So, there’s word of a new kid on the block. Someone else moving in on your organization’s talent turf. It’s big news. It’s a very well-known company. And, they bring the promise of hundreds—perhaps thousands—of competitively paying jobs and a shiny new employment experience. Your executives are freaking out a little.
Truth be told, you’re more than a bit concerned. With unemployment teetering around 3.0% in your local area, it’s already hard enough attracting qualified candidates and retaining employees … and now THIS. How will your company compete in this new battle for talent?
There’s no way.
Or is there?

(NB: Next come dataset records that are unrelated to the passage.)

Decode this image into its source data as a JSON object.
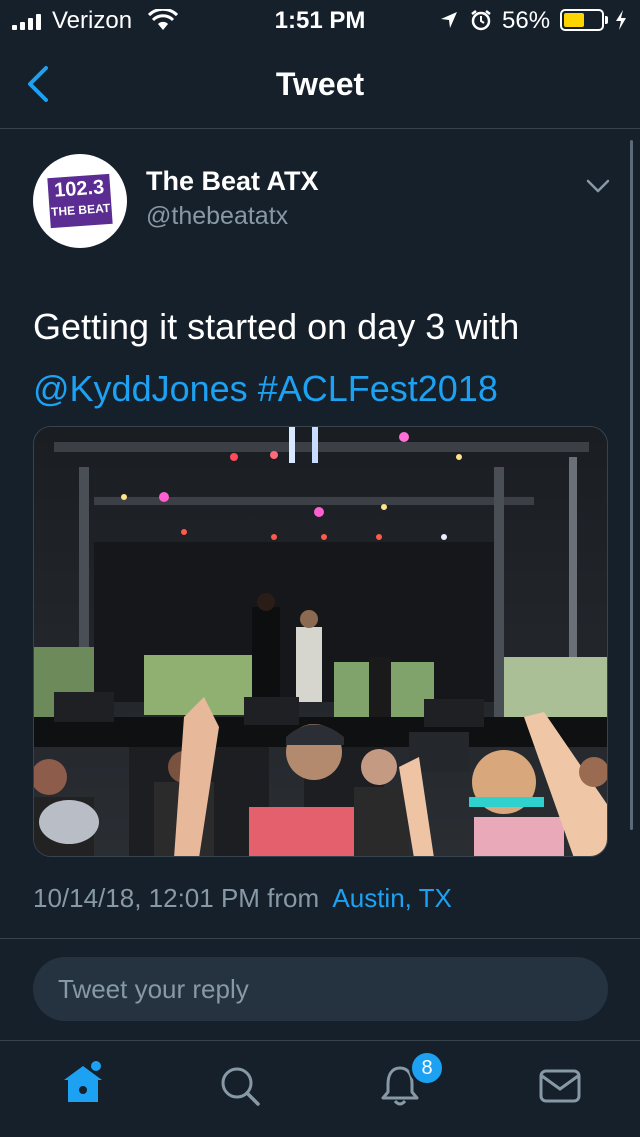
{
  "status_bar": {
    "carrier": "Verizon",
    "time": "1:51 PM",
    "battery_percent": "56%",
    "battery_level": 0.56
  },
  "nav": {
    "title": "Tweet"
  },
  "tweet": {
    "avatar_text_line1": "102.3",
    "avatar_text_line2": "THE BEAT",
    "display_name": "The Beat ATX",
    "handle": "@thebeatatx",
    "text": "Getting it started on day 3 with",
    "mention": "@KyddJones",
    "hashtag": "#ACLFest2018",
    "timestamp": "10/14/18, 12:01 PM from",
    "location": "Austin, TX"
  },
  "reply": {
    "placeholder": "Tweet your reply"
  },
  "tabbar": {
    "notification_count": "8"
  },
  "colors": {
    "background": "#15202b",
    "accent": "#1da1f2",
    "secondary_text": "#8899a6",
    "battery_fill": "#ffd500",
    "avatar_purple": "#5b2c91"
  }
}
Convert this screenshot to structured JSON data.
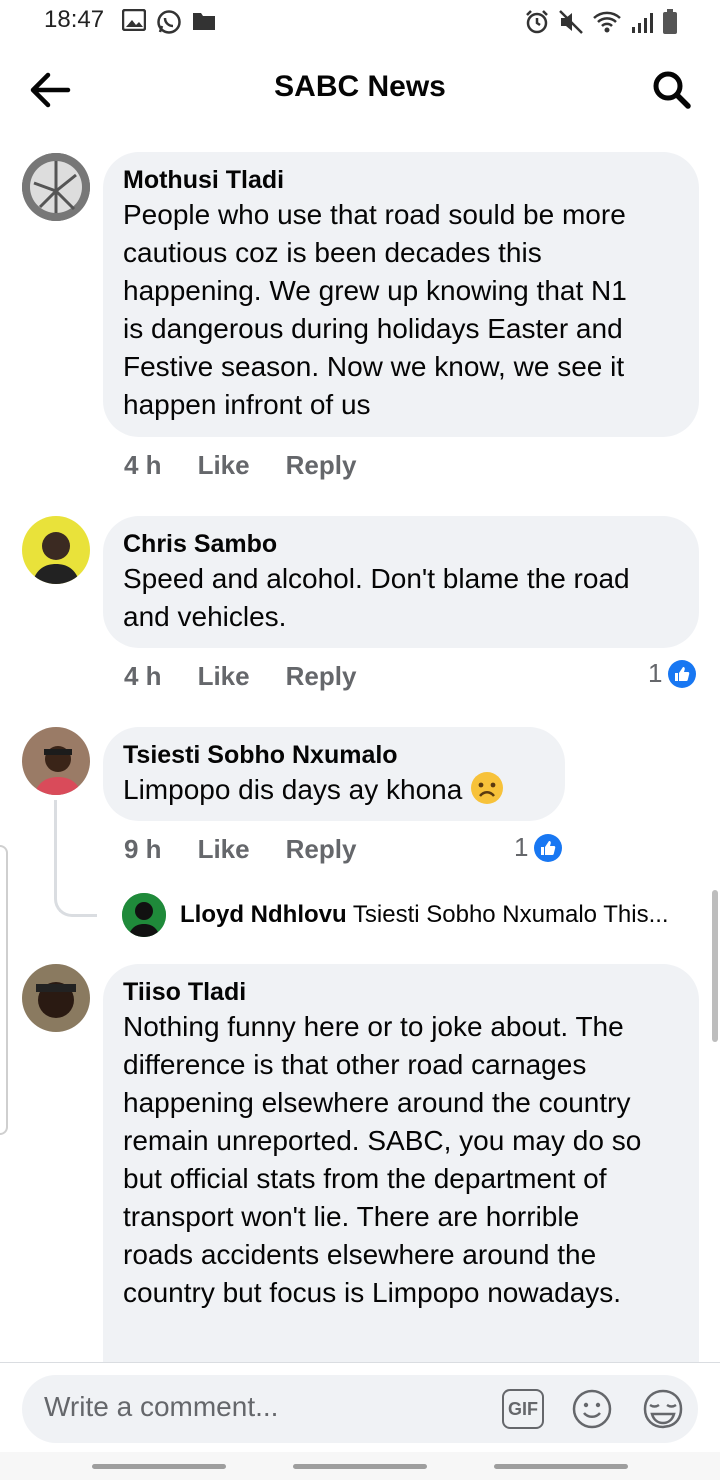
{
  "status_bar": {
    "time": "18:47"
  },
  "header": {
    "title": "SABC News"
  },
  "comments": [
    {
      "name": "Mothusi Tladi",
      "text": "People who use that road sould be more\ncautious coz is been decades this\nhappening. We grew up knowing that N1\nis dangerous during holidays Easter and\nFestive season. Now we know, we see it\nhappen infront of us",
      "time": "4 h",
      "like": "Like",
      "reply": "Reply"
    },
    {
      "name": "Chris Sambo",
      "text": "Speed and alcohol. Don't blame the road\nand vehicles.",
      "time": "4 h",
      "like": "Like",
      "reply": "Reply",
      "reactions": "1"
    },
    {
      "name": "Tsiesti Sobho Nxumalo",
      "text": "Limpopo dis days ay khona",
      "time": "9 h",
      "like": "Like",
      "reply": "Reply",
      "reactions": "1",
      "reply_preview": {
        "name": "Lloyd Ndhlovu",
        "text": "Tsiesti Sobho Nxumalo This..."
      }
    },
    {
      "name": "Tiiso Tladi",
      "text": "Nothing funny here or to joke about. The\ndifference is that other road carnages\nhappening elsewhere around the country\nremain unreported. SABC, you may do so\nbut official stats from the department of\ntransport won't lie. There are horrible\nroads accidents elsewhere around the\ncountry but focus is Limpopo nowadays."
    }
  ],
  "composer": {
    "placeholder": "Write a comment...",
    "gif": "GIF"
  },
  "colors": {
    "bubble": "#f0f2f5",
    "accent": "#1877f2",
    "meta": "#65676b"
  }
}
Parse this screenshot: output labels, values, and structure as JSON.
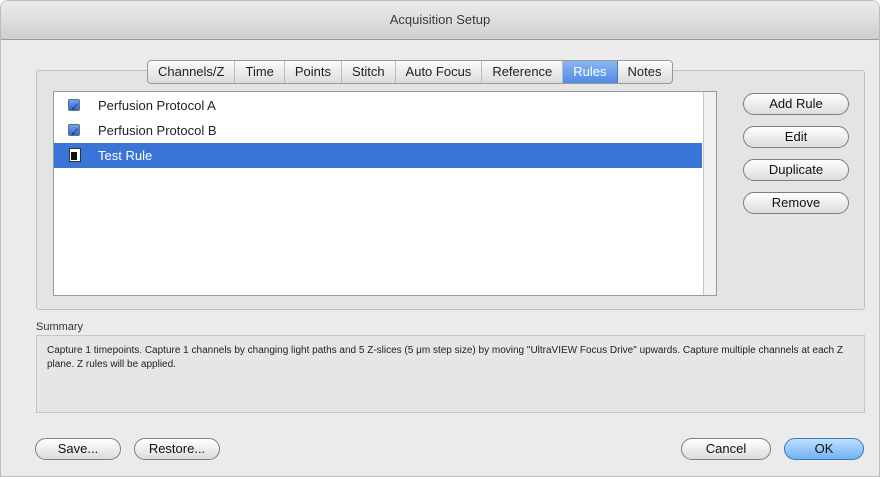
{
  "window": {
    "title": "Acquisition Setup"
  },
  "tabs": [
    {
      "label": "Channels/Z",
      "active": false
    },
    {
      "label": "Time",
      "active": false
    },
    {
      "label": "Points",
      "active": false
    },
    {
      "label": "Stitch",
      "active": false
    },
    {
      "label": "Auto Focus",
      "active": false
    },
    {
      "label": "Reference",
      "active": false
    },
    {
      "label": "Rules",
      "active": true
    },
    {
      "label": "Notes",
      "active": false
    }
  ],
  "rules": {
    "items": [
      {
        "label": "Perfusion Protocol A",
        "checked": true,
        "selected": false
      },
      {
        "label": "Perfusion Protocol B",
        "checked": true,
        "selected": false
      },
      {
        "label": "Test Rule",
        "checked": false,
        "selected": true
      }
    ],
    "buttons": {
      "add": "Add Rule",
      "edit": "Edit",
      "duplicate": "Duplicate",
      "remove": "Remove"
    }
  },
  "summary": {
    "label": "Summary",
    "text": "Capture 1 timepoints.  Capture 1 channels by changing light paths and 5 Z-slices (5 μm step size) by moving \"UltraVIEW Focus Drive\" upwards.  Capture multiple channels at each Z plane.  Z rules will be applied."
  },
  "footer": {
    "save": "Save...",
    "restore": "Restore...",
    "cancel": "Cancel",
    "ok": "OK"
  }
}
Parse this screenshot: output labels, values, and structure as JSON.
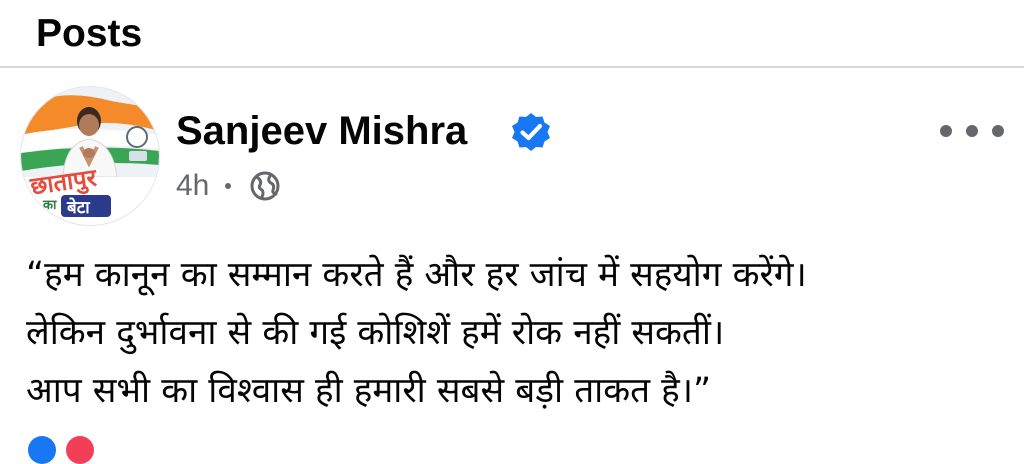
{
  "section": {
    "title": "Posts"
  },
  "post": {
    "author": {
      "name": "Sanjeev Mishra",
      "verified": true,
      "avatar_text_top": "छातापुर",
      "avatar_text_mid": "का",
      "avatar_text_bottom": "बेटा"
    },
    "meta": {
      "time": "4h",
      "audience_icon": "globe-icon"
    },
    "more_icon": "more-horizontal-icon",
    "body_lines": [
      "“हम कानून का सम्मान करते हैं और हर जांच में सहयोग करेंगे।",
      "लेकिन दुर्भावना से की गई कोशिशें हमें रोक नहीं सकतीं।",
      "आप सभी का विश्वास ही हमारी सबसे बड़ी ताकत है।”"
    ]
  },
  "colors": {
    "text_primary": "#050505",
    "text_secondary": "#65676b",
    "verified_blue": "#1877f2",
    "divider": "#d7d9dc"
  }
}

When an organization announces its plans to move in next door, it becomes more than a talent acquisition challenge. It’s an organizational challenge. And leaders from across the business have a real opportunity to step up and show what they are made of. This is the time to be strategic and plan with purpose; to reach across the silos (or aisles) and work cross-functionally;to better understand the current state of employee retention, engagement, and recruitment by asking the big questions and listening to the real answers. (<--Click to tweet this!)
It’s easy to start externally and think about the challenges a new talent competitor presents to recruitment (We’ll just hire more people.) However, it’s harder to look introspectively and consider fixing the pre-existing challenges that would make your employees want to leave in the first place (Let’s make this truly a great place to be). By doing the latter and implementing (or more fully activating) an employer brand strategy, you can bring in talent that will thrive in your organization. Successful employer branding can even reduce early turnover by 40% within the first six months. Perhaps a new competitor is just the motivation needed to bring your workplace aspirations to fruition.
The team at exaqueo is ready to help you begin. When a new talent competitor moves to town, these are the questions C-suite and leaders of Human Resources, Talent Acquisition, Internal and External Communications, Legal, and Employee Resource Groups should start asking themselves and one another:
The fire is lit. But there’s no need to panic. Take a deep breath and start with the above questions. Talk to other professionals too—get their feedback, experience, and advice. The new company isn’t moving in tomorrow and you have plenty of runway to build and execute a thoughtful plan. Yes, there’s a situation—but you’ve got a plan.
Have you experienced this situation? What advice do you have for HR leaders and peers who may be on the cusp of a new battle for talent? Share your thoughts below.